Why Egypt is not too big to fail
A popular saying among western think tanks and policymakers, especially in Washington, is that “Egypt is too big to fail”. But this mythical saying reflects wishful thinking more than it reflects the reality in Egypt today.
Egypt is going through a severe economic crisis amid a high level of external debt, which has soared past $145bn, although there are suspicions that the real figure is even higher. At the same time, internal public debt has ballooned to $5tn Egyptian pounds ($269bn), roughly equivalent to the country’s GDP.
The economy is based on a closed military mentality that seeks to dominate and control everything, at any cost
Egypt is simultaneously witnessing a decline in foreign investment and a drainage of hot capital amid dwindling competitive opportunities in the country, as a result of military dominance over various economic sectors and the US Federal Reserve’s recent decision to hike interest rates. In March, Egypt devalued its pound by 14 percent, and earlier this month, the country’s central bank also raised interest rates, with further economic turmoil expected in the weeks ahead.
There are several reasons for Egypt’s current economic crisis, the first and most important of which is the catastrophic failure of the economic policies pursued by General Abdel Fattah el-Sisi’s regime from 2014 until today. These include an excessive reliance on borrowing to finance projects and economic plans, alongside an absence of spending priorities.

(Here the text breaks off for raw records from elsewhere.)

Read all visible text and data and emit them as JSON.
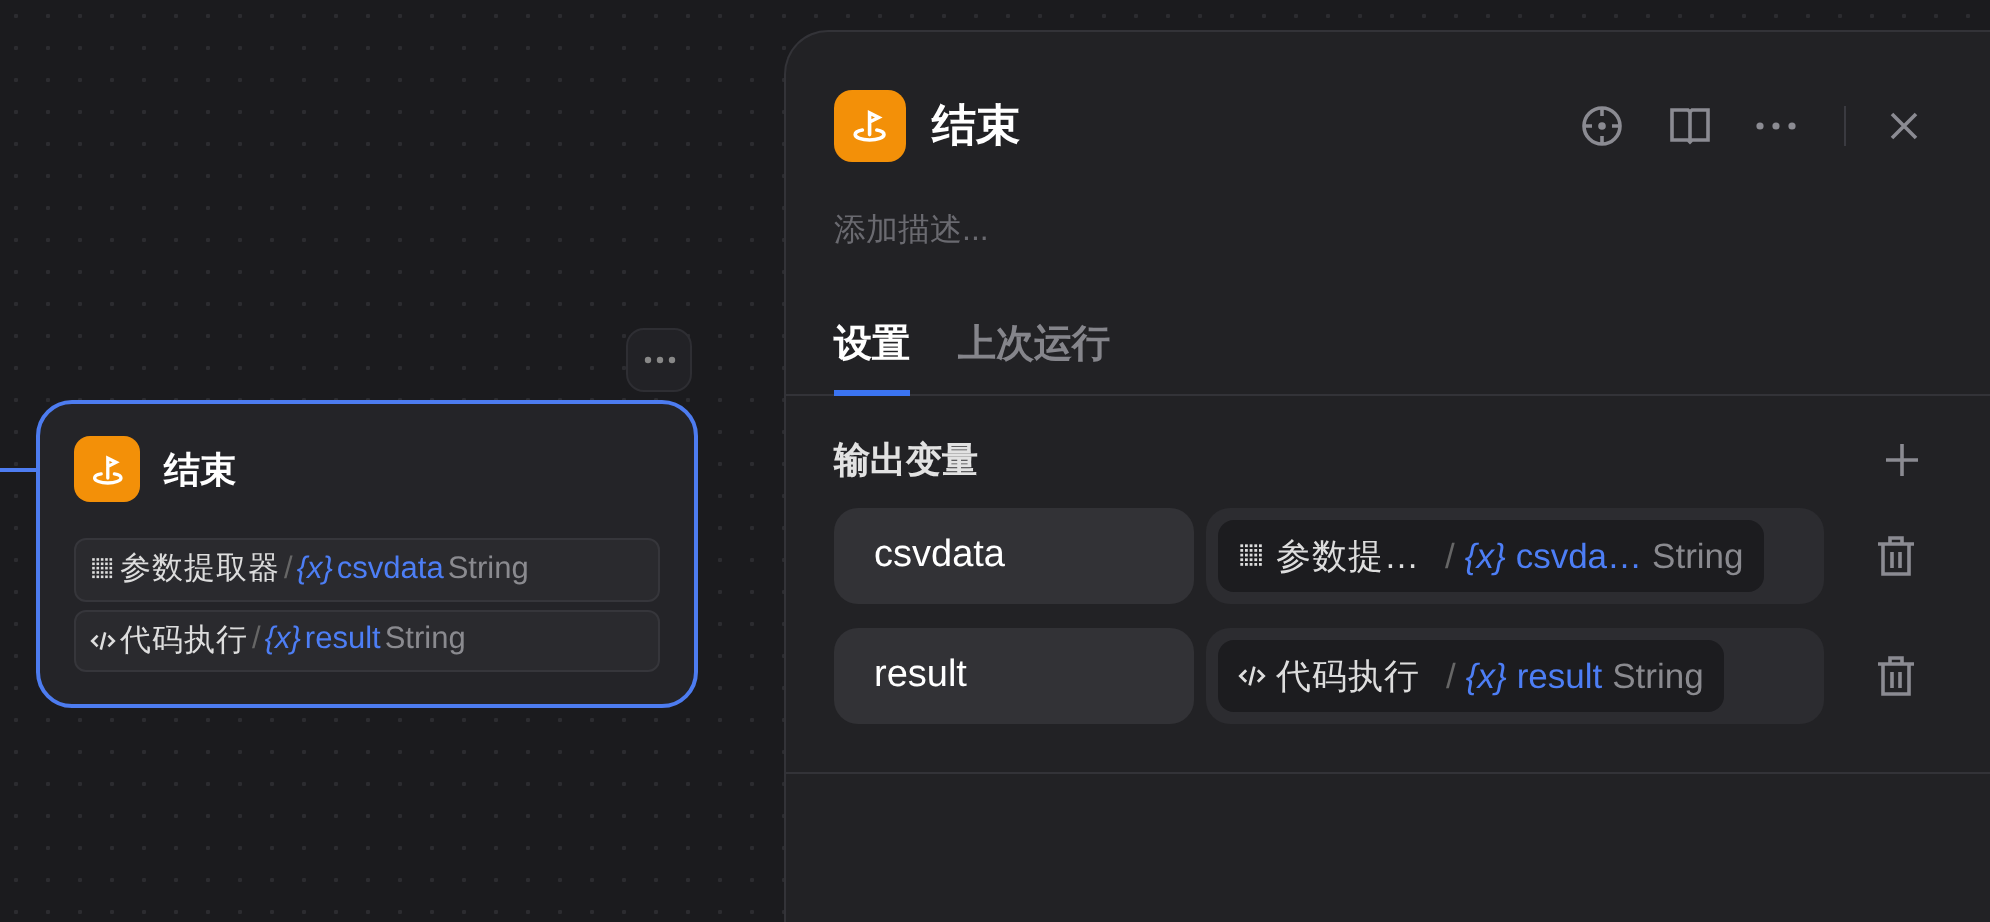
{
  "node": {
    "title": "结束",
    "selected": true,
    "variables": [
      {
        "kind": "extractor",
        "source": "参数提取器",
        "separator": "/",
        "var_mark": "{x}",
        "name": "csvdata",
        "type": "String"
      },
      {
        "kind": "code",
        "source": "代码执行",
        "separator": "/",
        "var_mark": "{x}",
        "name": "result",
        "type": "String"
      }
    ]
  },
  "panel": {
    "title": "结束",
    "description": {
      "placeholder": "添加描述..."
    },
    "tabs": [
      {
        "label": "设置",
        "selected": true
      },
      {
        "label": "上次运行",
        "selected": false
      }
    ],
    "section_title": "输出变量",
    "outputs": [
      {
        "name": "csvdata",
        "ref": {
          "kind": "extractor",
          "source": "参数提…",
          "separator": "/",
          "var_mark": "{x}",
          "name": "csvda…",
          "type": "String"
        }
      },
      {
        "name": "result",
        "ref": {
          "kind": "code",
          "source": "代码执行",
          "separator": "/",
          "var_mark": "{x}",
          "name": "result",
          "type": "String"
        }
      }
    ]
  }
}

Rather than directing such funds towards programmes that would serve average citizens, such as healthcare, transport and education, the regime has instead financed major projects that serve only a wealthy elite. The most prominent is the New Administrative Capital project, with a price tag exceeding $50bn, which has yet to be completed amid funding shortfalls. Egypt also recently signed a contract for a $23bn high-speed train linking the country’s eastern and northern coasts.
At the same time, construction and housing projects appear to be suffering from a severe shortage of demand as the economic fallout hits average citizens, with more than 12 million housing units in Egypt reportedly vacant. Yet the government has maintained its focus on projects, such as expanding the Suez Canal at a cost of more than 60 billion Egyptian pounds, without achieving any significant return on investment.
The situation has spiralled further in the wake of the Russia-Ukraine war, which has wreaked havoc on global food and fuel prices. Egypt relies heavily on imports, particularly wheat, as the world’s largest importer of grain. Ukraine and Russia are major producers and exporters of wheat, and rising food prices triggered by the war could cause mass deaths globally, Egypt’s finance minister recently warned.
The war has also had severe repercussions on the tourism sector in Egypt, curbing the usual influx of Russian and Ukrainian tourists to the country. Egypt traditionally rakes in billions annually from tourism, but those revenues already took a significant hit during the Covid-19 pandemic, and the war is adding a new burden to the Egyptian economy - not only because of declining tourism revenues, but also due to the loss of associated jobs in this sector.
At the same time, the Sisi regime has spent billions of dollars on weapons over the past eight years, putting additional pressure on the Egyptian treasury. In 2020, Egypt was among the world’s top five arms importers, along with Saudi Arabia, India, Australia and China. The regime has concluded dozens of military deals with countries such as Russia, France, Italy, Germany and the US, buying political clout at the expense of the Egyptian public.
An important question
Egypt’s current financial crisis raises many questions about its repercussions not only on the regime’s survival, but also on the cohesion of the state and society, and the extent to which Egypt is becoming a failed state on the brink of bankruptcy. Such a failure would also mean the state and its institutions could not meet the basic needs of Egyptian citizens in terms of food, drink and housing.
Such a scenario cannot be ruled out in light of the continuation of the same policies and leadership that Egypt has today - a situation in which no one in the highest echelons of powers is monitored or held accountable.
We cannot separate the political and economic aspects of the crisis gripping Egypt today. The economy is based on a closed military mentality that seeks to dominate and control everything, at any cost. Sisi has expressed his contempt for economic feasibility studies, convinced that he understands everything and can control everything, from the economy, to the political sphere, to the arts.
The latter was evident in his supervision of the television series The Choice 3, broadcasted during Ramadan, which comprised political propaganda aimed at improving the image of the Sisi regime and continuing to demonise its opponents in the Muslim Brotherhood.
It is unimaginable that Egypt will succeed in overcoming the current economic and social crisis without changing the structure of the regime, which begins with changing Sisi himself. The important question remains: how can that happen?
The views expressed in this article belong to the author and do not necessarily reflect the editorial policy of Middle East Eye.